But then it happens. 'Schizo-Exstatic I/O' begins like an old-school eurodance track but (luckily) turns into something completely different. Although there's a lot of typical techno and trance elements present, Assembler turns them into a strange, trippy piece of electronic music with quite a silent kickdrum. The result is somewhat alienating but actually quite brilliant. 'Neo Shanghai Mainframe' digs a bit into the dark ambient and downtempo scene while adding some oriental elements to the mix. This approach is somewhat repeated in closer 'Screensaver Hypnosis'
This far in reading the review you should have had a glimpse of the strange world Assembler dwells in. However, we're not done there. 'Hypercontinuum Chip' combines some very basic trip-hop with very experimental use of electronic percussion. Rearrange the sounds on this track and you could have a classic techno hit. But who needs hits when you can create other fantastic things, right? 'Virtual Viking Tears' returns the 'broken techno' elements from 'Schizo-Exstatic I/O', resulting in more electronic weirdness.
'Cybercaribbean Info-Meltdown' takes me back to the alternative techno scene of the nineties. For those who don't know: back then there was techno (which we all hated) and there was an alternative scene (who at least did something original with these grooveboxes). The Prodigy and Orbital emerged from that scene, 'nough said. So yes, in a way this could be a very early Orbital track but I'd rather compare it to some old Nova Zembla releases (google it).
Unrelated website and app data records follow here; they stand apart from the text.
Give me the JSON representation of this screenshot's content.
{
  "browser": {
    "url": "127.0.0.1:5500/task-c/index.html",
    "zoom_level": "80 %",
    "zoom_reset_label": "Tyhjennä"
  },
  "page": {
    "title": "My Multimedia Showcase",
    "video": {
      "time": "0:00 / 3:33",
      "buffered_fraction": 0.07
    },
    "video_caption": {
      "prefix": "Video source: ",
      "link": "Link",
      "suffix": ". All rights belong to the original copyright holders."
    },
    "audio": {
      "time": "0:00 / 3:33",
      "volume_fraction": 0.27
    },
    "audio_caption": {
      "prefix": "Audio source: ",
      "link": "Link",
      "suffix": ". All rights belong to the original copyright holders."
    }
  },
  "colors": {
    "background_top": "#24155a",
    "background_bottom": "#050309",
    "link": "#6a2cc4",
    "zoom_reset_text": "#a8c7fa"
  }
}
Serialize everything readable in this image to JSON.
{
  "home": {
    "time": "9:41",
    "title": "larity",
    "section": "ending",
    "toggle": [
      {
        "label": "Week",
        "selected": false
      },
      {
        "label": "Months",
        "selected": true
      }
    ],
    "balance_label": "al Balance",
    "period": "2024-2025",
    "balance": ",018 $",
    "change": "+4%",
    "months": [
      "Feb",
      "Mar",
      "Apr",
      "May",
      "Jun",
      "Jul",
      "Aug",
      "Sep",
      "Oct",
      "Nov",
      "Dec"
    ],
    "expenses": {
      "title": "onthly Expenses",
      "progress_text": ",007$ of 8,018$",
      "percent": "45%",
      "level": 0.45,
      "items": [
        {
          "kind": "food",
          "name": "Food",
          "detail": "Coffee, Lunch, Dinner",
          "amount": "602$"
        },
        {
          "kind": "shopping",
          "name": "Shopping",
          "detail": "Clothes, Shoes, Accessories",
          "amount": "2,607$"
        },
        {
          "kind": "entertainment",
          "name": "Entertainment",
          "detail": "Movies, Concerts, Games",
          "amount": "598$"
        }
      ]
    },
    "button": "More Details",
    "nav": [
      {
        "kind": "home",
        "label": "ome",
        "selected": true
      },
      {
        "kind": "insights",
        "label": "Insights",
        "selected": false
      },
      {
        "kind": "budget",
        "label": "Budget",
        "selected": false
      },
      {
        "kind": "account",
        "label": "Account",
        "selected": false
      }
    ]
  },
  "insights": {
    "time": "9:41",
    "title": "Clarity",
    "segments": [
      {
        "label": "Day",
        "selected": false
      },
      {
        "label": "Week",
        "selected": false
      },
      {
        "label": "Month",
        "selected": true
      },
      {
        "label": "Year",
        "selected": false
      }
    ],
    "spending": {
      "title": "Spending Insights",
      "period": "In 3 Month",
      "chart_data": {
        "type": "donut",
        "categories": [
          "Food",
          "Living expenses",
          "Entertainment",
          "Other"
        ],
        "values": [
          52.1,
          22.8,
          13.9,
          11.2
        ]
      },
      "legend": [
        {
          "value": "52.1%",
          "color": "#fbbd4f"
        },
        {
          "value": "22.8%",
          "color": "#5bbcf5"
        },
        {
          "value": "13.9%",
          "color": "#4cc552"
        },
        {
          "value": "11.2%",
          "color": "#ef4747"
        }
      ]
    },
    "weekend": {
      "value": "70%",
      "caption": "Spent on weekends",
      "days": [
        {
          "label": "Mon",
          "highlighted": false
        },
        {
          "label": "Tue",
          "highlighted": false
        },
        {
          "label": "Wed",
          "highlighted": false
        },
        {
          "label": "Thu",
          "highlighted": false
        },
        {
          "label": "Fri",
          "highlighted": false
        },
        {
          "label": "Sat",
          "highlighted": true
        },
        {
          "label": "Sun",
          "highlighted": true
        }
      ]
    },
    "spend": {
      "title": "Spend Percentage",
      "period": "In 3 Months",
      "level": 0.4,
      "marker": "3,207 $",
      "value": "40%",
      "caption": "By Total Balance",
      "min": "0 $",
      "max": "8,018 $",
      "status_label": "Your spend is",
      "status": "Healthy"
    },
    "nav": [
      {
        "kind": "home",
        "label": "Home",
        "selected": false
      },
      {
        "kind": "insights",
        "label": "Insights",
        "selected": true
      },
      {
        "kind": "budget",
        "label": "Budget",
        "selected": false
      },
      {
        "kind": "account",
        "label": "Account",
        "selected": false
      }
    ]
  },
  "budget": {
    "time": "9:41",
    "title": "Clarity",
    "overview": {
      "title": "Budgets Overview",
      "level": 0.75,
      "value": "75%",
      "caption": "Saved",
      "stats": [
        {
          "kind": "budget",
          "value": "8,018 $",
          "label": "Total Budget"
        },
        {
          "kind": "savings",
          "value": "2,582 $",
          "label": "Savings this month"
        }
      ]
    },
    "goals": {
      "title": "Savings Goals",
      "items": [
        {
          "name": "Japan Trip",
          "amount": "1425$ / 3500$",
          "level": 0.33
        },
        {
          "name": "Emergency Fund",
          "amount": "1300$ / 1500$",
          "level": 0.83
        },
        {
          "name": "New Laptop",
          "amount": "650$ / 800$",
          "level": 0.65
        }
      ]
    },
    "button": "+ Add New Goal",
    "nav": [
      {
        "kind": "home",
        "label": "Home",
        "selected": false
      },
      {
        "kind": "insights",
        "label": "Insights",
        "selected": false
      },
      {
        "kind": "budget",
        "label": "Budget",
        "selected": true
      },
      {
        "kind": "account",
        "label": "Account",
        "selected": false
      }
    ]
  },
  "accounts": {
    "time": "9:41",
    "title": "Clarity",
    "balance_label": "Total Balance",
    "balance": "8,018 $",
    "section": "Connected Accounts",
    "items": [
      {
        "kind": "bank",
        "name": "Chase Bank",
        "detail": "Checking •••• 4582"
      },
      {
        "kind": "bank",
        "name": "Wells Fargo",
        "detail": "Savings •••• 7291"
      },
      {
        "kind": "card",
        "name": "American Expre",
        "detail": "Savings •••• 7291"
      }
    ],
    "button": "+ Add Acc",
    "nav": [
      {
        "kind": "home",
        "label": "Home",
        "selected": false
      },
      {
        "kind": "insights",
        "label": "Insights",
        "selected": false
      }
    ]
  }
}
So, did it work? Are you curious about this album now? If you are, or have ever been, into dance music, I suggest checking out this odd but great piece of work. There is still hope for the electronic scene, that's for sure. These musicians have not been, and will never be, beaten by the Guetta's, Aoki's and Tiesto's. Now if you'll excuse me, I'm going to play the album again and dance in solitude a little bit...